__Exercise__. How many lines below hold the string "icon"? Report that number alone.

Element data from apps and pages
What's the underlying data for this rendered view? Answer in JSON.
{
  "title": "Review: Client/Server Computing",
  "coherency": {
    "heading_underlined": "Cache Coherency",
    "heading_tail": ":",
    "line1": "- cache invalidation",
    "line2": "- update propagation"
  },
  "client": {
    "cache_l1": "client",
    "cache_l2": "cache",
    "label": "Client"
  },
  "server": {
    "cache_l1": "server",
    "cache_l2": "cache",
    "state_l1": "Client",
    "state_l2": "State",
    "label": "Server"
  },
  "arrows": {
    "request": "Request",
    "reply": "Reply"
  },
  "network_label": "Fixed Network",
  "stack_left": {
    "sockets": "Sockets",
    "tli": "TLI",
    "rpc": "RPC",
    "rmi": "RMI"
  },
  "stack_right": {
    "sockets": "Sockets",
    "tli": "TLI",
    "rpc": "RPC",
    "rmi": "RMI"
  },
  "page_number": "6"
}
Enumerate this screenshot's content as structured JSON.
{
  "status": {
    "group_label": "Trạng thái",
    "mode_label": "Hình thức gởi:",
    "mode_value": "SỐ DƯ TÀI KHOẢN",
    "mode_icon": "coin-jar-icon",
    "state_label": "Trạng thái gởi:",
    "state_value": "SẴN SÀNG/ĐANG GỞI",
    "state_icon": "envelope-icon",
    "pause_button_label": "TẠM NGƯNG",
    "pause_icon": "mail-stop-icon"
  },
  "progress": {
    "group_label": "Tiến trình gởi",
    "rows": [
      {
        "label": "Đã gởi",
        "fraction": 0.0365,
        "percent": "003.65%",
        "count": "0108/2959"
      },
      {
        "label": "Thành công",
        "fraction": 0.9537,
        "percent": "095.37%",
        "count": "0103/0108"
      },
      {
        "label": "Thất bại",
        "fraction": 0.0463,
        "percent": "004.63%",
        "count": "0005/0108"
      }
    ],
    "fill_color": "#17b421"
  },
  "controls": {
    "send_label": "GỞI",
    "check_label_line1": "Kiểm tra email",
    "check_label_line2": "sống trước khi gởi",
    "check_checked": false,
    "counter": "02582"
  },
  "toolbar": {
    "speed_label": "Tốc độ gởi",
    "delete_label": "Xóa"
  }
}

__Response to this task__. 3